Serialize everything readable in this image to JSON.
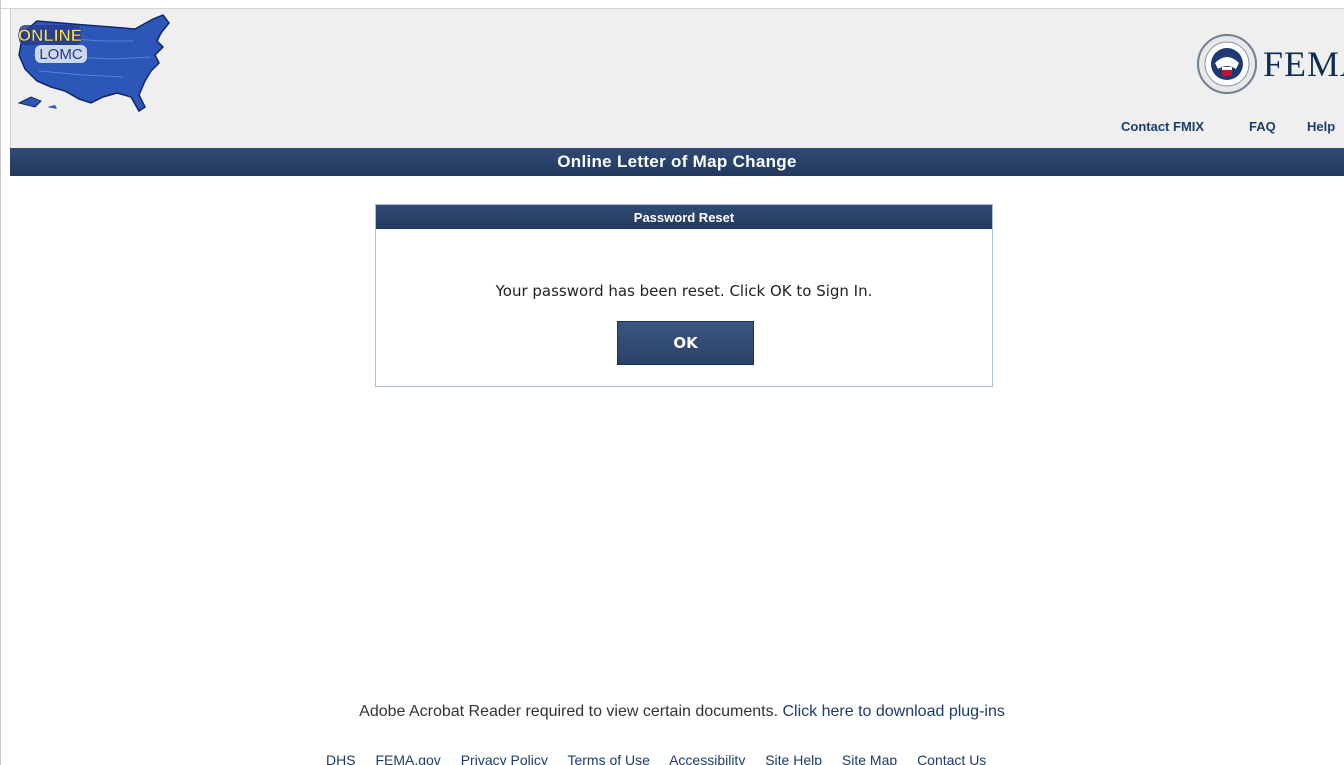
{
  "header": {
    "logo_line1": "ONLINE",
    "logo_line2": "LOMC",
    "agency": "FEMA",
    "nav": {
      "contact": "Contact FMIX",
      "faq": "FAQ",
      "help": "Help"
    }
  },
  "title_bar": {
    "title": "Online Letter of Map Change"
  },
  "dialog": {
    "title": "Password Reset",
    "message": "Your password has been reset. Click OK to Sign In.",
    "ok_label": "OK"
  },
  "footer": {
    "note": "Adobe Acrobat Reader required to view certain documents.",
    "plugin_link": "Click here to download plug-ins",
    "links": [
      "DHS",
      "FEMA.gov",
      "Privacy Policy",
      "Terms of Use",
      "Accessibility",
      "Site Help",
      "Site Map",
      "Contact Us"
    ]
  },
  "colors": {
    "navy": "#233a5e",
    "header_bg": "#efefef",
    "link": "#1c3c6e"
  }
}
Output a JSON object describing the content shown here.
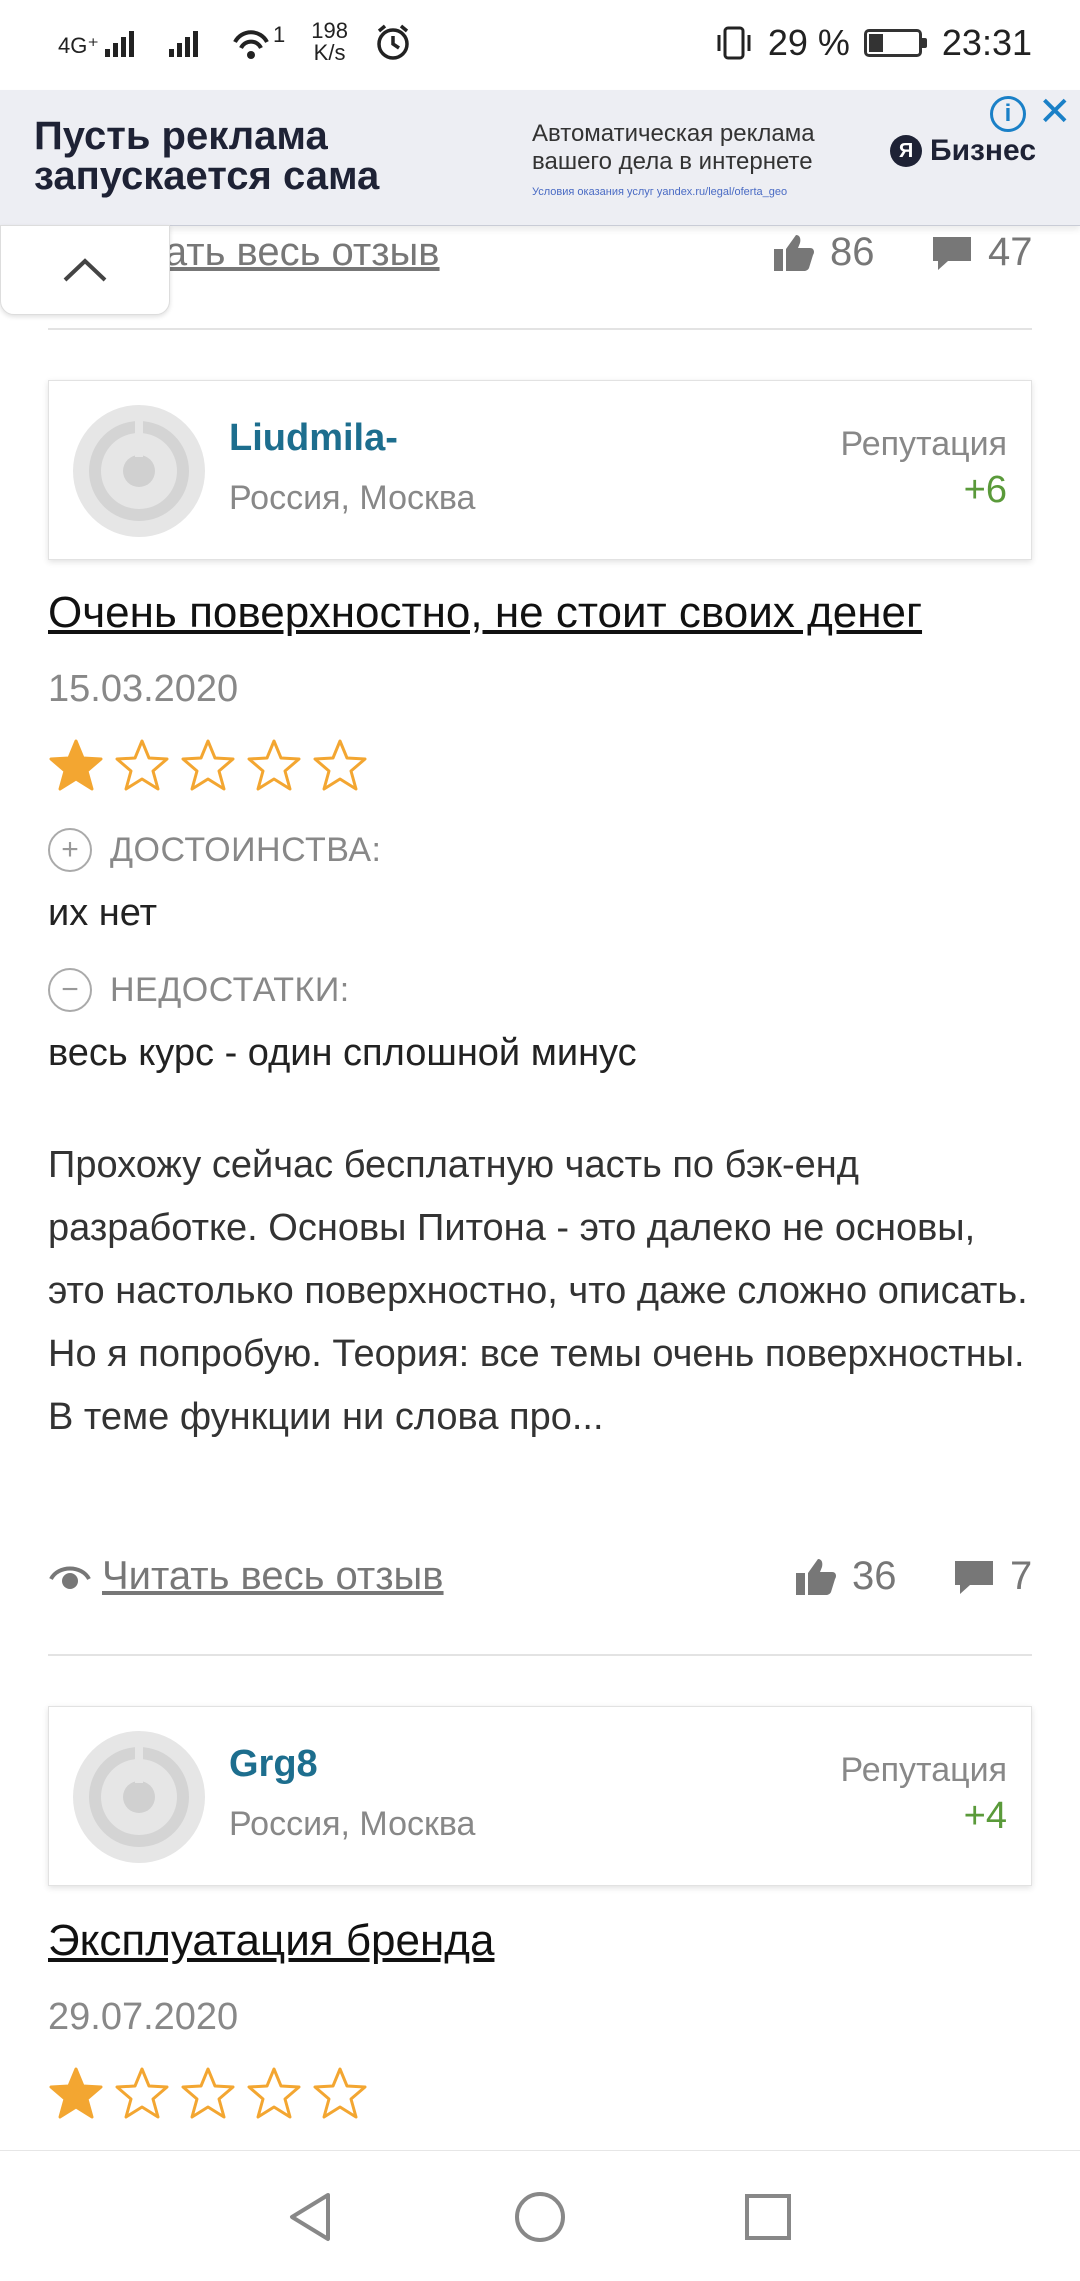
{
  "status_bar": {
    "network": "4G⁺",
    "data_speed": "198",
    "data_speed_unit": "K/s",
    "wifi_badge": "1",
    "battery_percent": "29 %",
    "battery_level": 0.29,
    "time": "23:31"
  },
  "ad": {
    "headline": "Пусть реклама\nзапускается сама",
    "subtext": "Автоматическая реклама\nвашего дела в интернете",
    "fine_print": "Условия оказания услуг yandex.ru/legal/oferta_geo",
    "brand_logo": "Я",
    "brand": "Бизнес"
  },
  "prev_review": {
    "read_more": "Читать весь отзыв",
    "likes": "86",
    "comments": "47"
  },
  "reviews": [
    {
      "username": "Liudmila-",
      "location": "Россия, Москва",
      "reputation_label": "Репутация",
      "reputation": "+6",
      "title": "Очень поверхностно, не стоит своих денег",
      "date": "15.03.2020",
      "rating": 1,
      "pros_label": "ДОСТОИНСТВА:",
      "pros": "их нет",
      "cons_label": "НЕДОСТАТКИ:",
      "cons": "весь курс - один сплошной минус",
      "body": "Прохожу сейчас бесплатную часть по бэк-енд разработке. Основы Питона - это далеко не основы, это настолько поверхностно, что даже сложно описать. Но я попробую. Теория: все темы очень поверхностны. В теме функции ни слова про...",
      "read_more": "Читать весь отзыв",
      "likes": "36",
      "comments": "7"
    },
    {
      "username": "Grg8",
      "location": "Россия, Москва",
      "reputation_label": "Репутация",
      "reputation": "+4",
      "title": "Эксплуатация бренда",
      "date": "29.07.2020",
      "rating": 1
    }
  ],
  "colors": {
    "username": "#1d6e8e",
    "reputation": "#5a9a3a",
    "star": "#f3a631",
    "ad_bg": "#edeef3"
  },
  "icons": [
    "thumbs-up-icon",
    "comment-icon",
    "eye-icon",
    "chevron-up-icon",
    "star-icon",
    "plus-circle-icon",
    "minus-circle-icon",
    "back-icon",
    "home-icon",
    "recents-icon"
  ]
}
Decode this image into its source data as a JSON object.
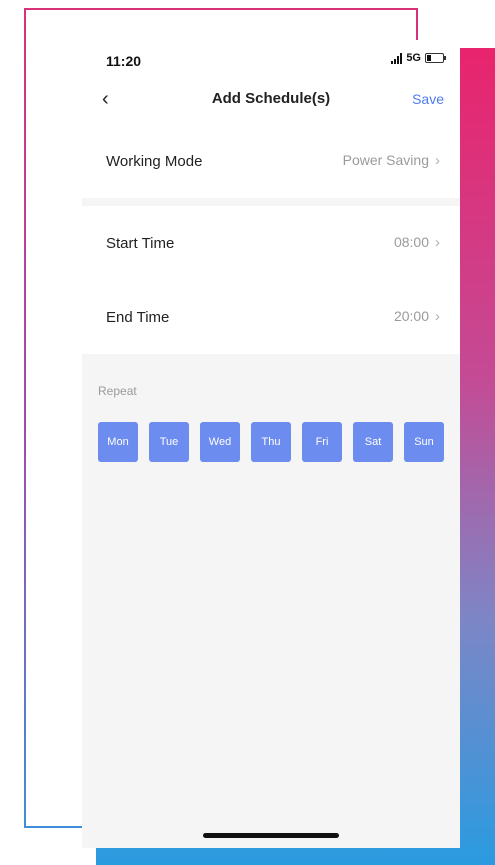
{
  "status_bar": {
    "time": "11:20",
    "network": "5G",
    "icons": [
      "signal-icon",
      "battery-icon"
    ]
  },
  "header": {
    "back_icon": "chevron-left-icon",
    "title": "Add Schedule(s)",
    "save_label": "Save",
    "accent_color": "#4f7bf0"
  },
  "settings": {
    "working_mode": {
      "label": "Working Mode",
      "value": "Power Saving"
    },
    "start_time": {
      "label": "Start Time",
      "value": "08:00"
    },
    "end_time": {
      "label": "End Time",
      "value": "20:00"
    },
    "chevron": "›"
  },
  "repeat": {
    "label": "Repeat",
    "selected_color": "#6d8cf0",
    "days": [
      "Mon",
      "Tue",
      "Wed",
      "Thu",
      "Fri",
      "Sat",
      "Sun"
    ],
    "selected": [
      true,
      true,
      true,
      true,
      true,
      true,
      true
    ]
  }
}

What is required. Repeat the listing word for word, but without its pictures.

Result of the exercise.
Serialize everything readable in this image to JSON.
{
  "header": {
    "logo_line1": "ONLINE",
    "logo_line2": "LOMC",
    "agency": "FEMA",
    "nav": {
      "contact": "Contact FMIX",
      "faq": "FAQ",
      "help": "Help"
    }
  },
  "title_bar": {
    "title": "Online Letter of Map Change"
  },
  "dialog": {
    "title": "Password Reset",
    "message": "Your password has been reset. Click OK to Sign In.",
    "ok_label": "OK"
  },
  "footer": {
    "note": "Adobe Acrobat Reader required to view certain documents.",
    "plugin_link": "Click here to download plug-ins",
    "links": [
      "DHS",
      "FEMA.gov",
      "Privacy Policy",
      "Terms of Use",
      "Accessibility",
      "Site Help",
      "Site Map",
      "Contact Us"
    ]
  },
  "colors": {
    "navy": "#233a5e",
    "header_bg": "#efefef",
    "link": "#1c3c6e"
  }
}
Output a JSON object describing the content shown here.
{
  "status_bar": {
    "network": "4G⁺",
    "data_speed": "198",
    "data_speed_unit": "K/s",
    "wifi_badge": "1",
    "battery_percent": "29 %",
    "battery_level": 0.29,
    "time": "23:31"
  },
  "ad": {
    "headline": "Пусть реклама\nзапускается сама",
    "subtext": "Автоматическая реклама\nвашего дела в интернете",
    "fine_print": "Условия оказания услуг yandex.ru/legal/oferta_geo",
    "brand_logo": "Я",
    "brand": "Бизнес"
  },
  "prev_review": {
    "read_more": "Читать весь отзыв",
    "likes": "86",
    "comments": "47"
  },
  "reviews": [
    {
      "username": "Liudmila-",
      "location": "Россия, Москва",
      "reputation_label": "Репутация",
      "reputation": "+6",
      "title": "Очень поверхностно, не стоит своих денег",
      "date": "15.03.2020",
      "rating": 1,
      "pros_label": "ДОСТОИНСТВА:",
      "pros": "их нет",
      "cons_label": "НЕДОСТАТКИ:",
      "cons": "весь курс - один сплошной минус",
      "body": "Прохожу сейчас бесплатную часть по бэк-енд разработке. Основы Питона - это далеко не основы, это настолько поверхностно, что даже сложно описать. Но я попробую. Теория: все темы очень поверхностны. В теме функции ни слова про...",
      "read_more": "Читать весь отзыв",
      "likes": "36",
      "comments": "7"
    },
    {
      "username": "Grg8",
      "location": "Россия, Москва",
      "reputation_label": "Репутация",
      "reputation": "+4",
      "title": "Эксплуатация бренда",
      "date": "29.07.2020",
      "rating": 1
    }
  ],
  "colors": {
    "username": "#1d6e8e",
    "reputation": "#5a9a3a",
    "star": "#f3a631",
    "ad_bg": "#edeef3"
  },
  "icons": [
    "thumbs-up-icon",
    "comment-icon",
    "eye-icon",
    "chevron-up-icon",
    "star-icon",
    "plus-circle-icon",
    "minus-circle-icon",
    "back-icon",
    "home-icon",
    "recents-icon"
  ]
}
Decode this image into its source data as a JSON object.
{
  "status_bar": {
    "time": "11:20",
    "network": "5G",
    "icons": [
      "signal-icon",
      "battery-icon"
    ]
  },
  "header": {
    "back_icon": "chevron-left-icon",
    "title": "Add Schedule(s)",
    "save_label": "Save",
    "accent_color": "#4f7bf0"
  },
  "settings": {
    "working_mode": {
      "label": "Working Mode",
      "value": "Power Saving"
    },
    "start_time": {
      "label": "Start Time",
      "value": "08:00"
    },
    "end_time": {
      "label": "End Time",
      "value": "20:00"
    },
    "chevron": "›"
  },
  "repeat": {
    "label": "Repeat",
    "selected_color": "#6d8cf0",
    "days": [
      "Mon",
      "Tue",
      "Wed",
      "Thu",
      "Fri",
      "Sat",
      "Sun"
    ],
    "selected": [
      true,
      true,
      true,
      true,
      true,
      true,
      true
    ]
  }
}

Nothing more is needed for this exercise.